By Mikayla Carter
The School Board’s solution to the increase in the number of ambitious students signing up for numerous AP classes is not to “offer more sections” of that course, but rather to crowd students into a single classroom.
As a student at Benicia High School who takes advantage of the educational opportunities provided, it is extremely disappointing to see the lack of cooperation between School Board and the parents, students, and staff. This includes in related topics of appropriate teacher compensation and safety at our schools not being addressed. In doing further investigation, I am confused on how the decision to cut course sections at Benicia High is in any way beneficial to the students. According to Center For Public Education, “as class size decreases achievement increases, and benefits begin to emerge as class size falls below 20 students.” Project STAR (also known as the Tennessee Study of Class Size) took over 11,000 students and placed them in classes of three sizes, 13-17, 22-25, and 25+. The results showed that students in the smallest class had an average of 8% higher in reading and 9% in mathematics, and the students of the smaller class size were more likely to succeed in college entrance exams. The research proved that classroom settings with 13-24 students are most favorable and create the best environment for learning, compared to those of students in classes above 25 without a teacher assistant.
Is the success of students not the Board’s number one priority?
AP American Studies is just one of the many classes negatively affected. 75+ students signed up for this class and only 2 sections are offered at the high school with over 30 students per class. This is beyond ridiculous.
I along with other students, parents, and staff am unsatisfied with the way school issues, that directly affect our ability to thrive, are addressed.
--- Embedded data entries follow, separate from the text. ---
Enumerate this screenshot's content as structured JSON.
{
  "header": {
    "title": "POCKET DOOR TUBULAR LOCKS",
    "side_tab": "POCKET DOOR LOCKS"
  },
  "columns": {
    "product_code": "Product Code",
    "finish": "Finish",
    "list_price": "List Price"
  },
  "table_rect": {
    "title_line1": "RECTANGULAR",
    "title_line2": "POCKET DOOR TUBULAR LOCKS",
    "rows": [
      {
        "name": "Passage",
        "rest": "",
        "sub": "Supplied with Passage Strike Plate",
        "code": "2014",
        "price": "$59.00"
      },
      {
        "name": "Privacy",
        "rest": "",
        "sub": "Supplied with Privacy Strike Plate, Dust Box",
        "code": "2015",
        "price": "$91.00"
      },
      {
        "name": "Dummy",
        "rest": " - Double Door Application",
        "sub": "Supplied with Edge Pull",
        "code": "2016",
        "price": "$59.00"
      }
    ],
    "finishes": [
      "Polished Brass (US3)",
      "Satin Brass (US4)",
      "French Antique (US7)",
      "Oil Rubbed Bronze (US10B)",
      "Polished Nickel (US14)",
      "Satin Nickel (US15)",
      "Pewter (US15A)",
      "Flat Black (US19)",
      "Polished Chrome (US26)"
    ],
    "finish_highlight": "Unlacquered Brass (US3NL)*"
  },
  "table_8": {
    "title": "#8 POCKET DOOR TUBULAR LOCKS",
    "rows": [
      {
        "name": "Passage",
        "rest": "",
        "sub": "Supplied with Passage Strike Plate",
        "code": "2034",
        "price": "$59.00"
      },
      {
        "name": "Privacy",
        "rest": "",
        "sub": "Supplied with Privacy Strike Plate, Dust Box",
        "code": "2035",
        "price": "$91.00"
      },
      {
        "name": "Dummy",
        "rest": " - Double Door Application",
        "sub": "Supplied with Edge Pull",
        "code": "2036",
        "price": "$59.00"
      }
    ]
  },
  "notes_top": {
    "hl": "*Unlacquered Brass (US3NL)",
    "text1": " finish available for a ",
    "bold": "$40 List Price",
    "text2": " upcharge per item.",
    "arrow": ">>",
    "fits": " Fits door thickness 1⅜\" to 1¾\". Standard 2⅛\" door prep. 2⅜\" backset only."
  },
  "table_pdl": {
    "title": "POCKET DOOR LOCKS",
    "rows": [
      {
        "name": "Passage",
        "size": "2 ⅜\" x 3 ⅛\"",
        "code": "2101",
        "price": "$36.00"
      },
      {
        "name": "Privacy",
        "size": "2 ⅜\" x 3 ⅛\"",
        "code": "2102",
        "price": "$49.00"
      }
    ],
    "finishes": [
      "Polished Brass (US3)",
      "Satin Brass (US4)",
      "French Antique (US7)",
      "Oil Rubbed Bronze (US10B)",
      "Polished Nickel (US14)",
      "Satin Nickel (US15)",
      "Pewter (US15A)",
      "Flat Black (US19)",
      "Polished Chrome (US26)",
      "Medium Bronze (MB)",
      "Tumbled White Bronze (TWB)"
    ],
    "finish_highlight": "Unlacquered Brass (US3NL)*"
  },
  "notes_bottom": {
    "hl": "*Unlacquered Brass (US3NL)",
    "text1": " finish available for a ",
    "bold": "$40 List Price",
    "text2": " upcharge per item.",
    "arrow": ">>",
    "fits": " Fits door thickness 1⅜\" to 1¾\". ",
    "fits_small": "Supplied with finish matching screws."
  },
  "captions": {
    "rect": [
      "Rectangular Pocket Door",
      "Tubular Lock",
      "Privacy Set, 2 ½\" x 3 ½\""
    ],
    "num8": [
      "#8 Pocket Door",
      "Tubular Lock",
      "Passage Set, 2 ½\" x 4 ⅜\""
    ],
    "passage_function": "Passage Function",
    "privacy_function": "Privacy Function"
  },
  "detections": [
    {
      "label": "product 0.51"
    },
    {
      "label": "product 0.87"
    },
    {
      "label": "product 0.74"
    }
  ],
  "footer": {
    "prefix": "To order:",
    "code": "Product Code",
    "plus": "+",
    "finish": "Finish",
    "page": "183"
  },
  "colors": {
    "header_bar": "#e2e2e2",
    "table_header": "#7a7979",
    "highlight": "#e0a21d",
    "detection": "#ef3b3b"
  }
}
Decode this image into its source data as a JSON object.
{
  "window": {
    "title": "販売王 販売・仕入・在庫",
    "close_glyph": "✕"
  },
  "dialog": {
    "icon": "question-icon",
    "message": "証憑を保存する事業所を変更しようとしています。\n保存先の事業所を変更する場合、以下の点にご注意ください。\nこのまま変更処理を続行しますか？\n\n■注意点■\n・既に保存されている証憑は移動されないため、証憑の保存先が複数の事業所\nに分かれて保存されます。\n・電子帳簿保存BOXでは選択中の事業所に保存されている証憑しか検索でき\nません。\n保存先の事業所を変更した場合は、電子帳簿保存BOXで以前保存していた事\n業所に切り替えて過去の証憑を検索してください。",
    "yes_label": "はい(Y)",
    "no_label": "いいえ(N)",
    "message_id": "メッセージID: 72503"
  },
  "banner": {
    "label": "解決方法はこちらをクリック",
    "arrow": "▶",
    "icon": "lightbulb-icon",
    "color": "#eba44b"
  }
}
The BUSD school board has repeatedly let the community down, from denying appropriate teacher compensations, and dismissing safety concerns parents have for our schools. I would like to remind the Board how easy it is to fall to the lower levels of neighboring high schools and I fear if we continue on the current path we could end up there. There is not adequate resources provided and utilized to combat our dissatisfaction.
What must we do to see something different?
The School Board cannot keep avoiding direct questions with clichés. They need to stop putting the communities concerns aside and instead take it as an opportunity to involve us, taking into account what we want and need to give us an optimal setting for prosperity. We need more sections of high-demand AP classes to be offered.
If they cannot meet the academic needs of the students, they should at the very least explain why and encourage our creative community to come to a solution together. We want our needs to be taken into careful consideration and to feel and be heard. As an active, caring, and involved alliance of parents, students, and staff, we invite the School Board to join us.